In the meantime, Trump will be stoking some pretty dangerous sentiment. Many American Republicans, from the rank and file to Trump and members of Congress, have come to argue that those arrested for storming and ransacking parts of the U.S. Capitol building on January 6 are “political prisoners” who are the victims of federal persecution and need to be freed. Aging rocker Ted Nugent, who started Trump’s preshow with his version of the national anthem, led the crowd in “a moment of silence for the political prisoners in the gulags of Washington, D.C., because of jackbooted thugs in our own government.”

The veneration of a gang that undertook one of history’s dumbest coup attempts bodes ill for all of us. When Trump came on stage, it was to the sound of the J6 Prison Choir’s recently released single—recorded on a jailhouse phone. Men arrested after January 6 chant “The Star-Spangled Banner,” while Trump himself recites the Pledge of Allegiance. It is a remarkable fact about the Trump rallies that after nearly eight years, they continue to get weirder. He used to come onstage to Elton John.

And they’ll get weirder still, surely. One thing most speakers at Saturday’s rally seemed to agree on: the country is in the pisser, and they have nothing to lose. “The whole world sucks and America’s catching up,” said Nugent, by way of benediction. Trump wasn’t much cheerier. “We are a nation in decline. We are a failing nation,” he said. “We are a nation that in many ways has become a joke. And we are a nation that’s hostile to liberty, freedom, and faith.”

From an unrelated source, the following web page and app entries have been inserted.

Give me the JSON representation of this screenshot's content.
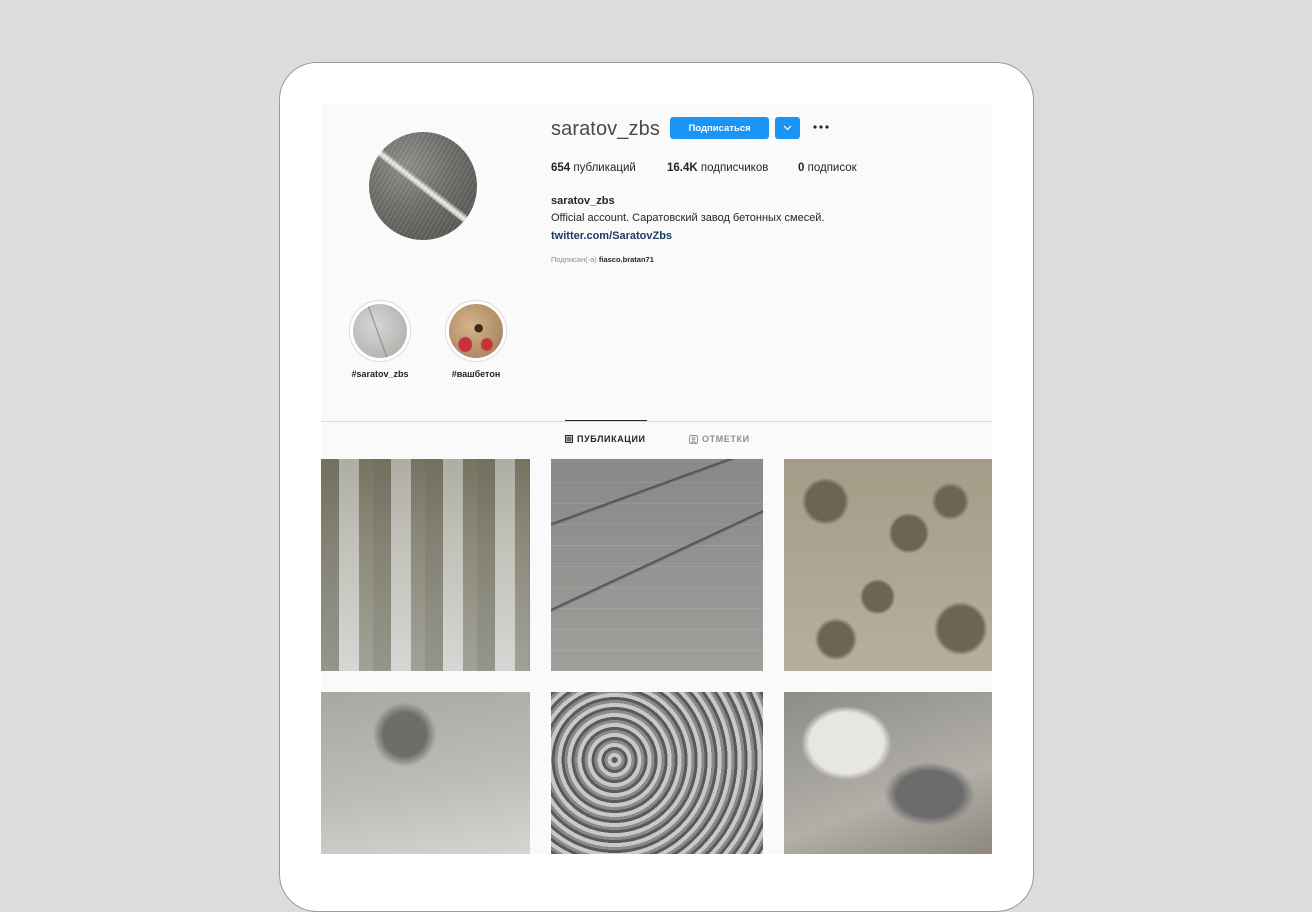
{
  "profile": {
    "username": "saratov_zbs",
    "follow_label": "Подписаться",
    "dropdown_icon": "chevron-down-icon",
    "more_icon": "more-options-icon",
    "stats": {
      "posts_count": "654",
      "posts_label": "публикаций",
      "followers_count": "16.4K",
      "followers_label": "подписчиков",
      "following_count": "0",
      "following_label": "подписок"
    },
    "bio": {
      "name": "saratov_zbs",
      "text": "Official account. Саратовский завод бетонных смесей.",
      "link": "twitter.com/SaratovZbs"
    },
    "followed_by": {
      "prefix": "Подписан(-а)",
      "user": "fiasco.bratan71"
    }
  },
  "highlights": [
    {
      "label": "#saratov_zbs"
    },
    {
      "label": "#вашбетон"
    }
  ],
  "tabs": [
    {
      "label": "ПУБЛИКАЦИИ",
      "icon": "grid-icon",
      "active": true
    },
    {
      "label": "ОТМЕТКИ",
      "icon": "tagged-icon",
      "active": false
    }
  ],
  "colors": {
    "accent": "#1a95f5",
    "link": "#1f3b63",
    "background": "#dcdcdc"
  }
}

How could the country be in such dismal shape two years after the end of the greatest, most productive presidential term in history, as Patrick deemed it? Partisans always think the country has gone to hell the minute the other guy takes over, of course. But Trump has a problem in his second reelection campaign: his lack of durable achievements from the four years he was in office. The two most notable accomplishments he could claim are the speedy development of the COVID vaccine and the overturning of Roe v. Wade. But he won’t be running on either. Much of his base hates the vaccine, and he has reportedly acknowledged in private that the death of Roe is bad politics.

The struggle to find achievements to boast about led to some unintentional comedy as Trump’s warm-up speakers tried to explain why he had to come back. Miller’s speech offered his “twenty-point plan” to fix the country: he named pressing issues—so-called “genital mutilation” of transgender Texans, “putting Russia and China in their place,” et cetera—and then gave his solution: “Reelect Donald J. Trump!” 

The biggest applause-generating line from Miller was his call to finish the border wall. When it came time for Trump to celebrate his first term, though, he bragged about the wall. “Completed that task,” he said, “totally as promised.”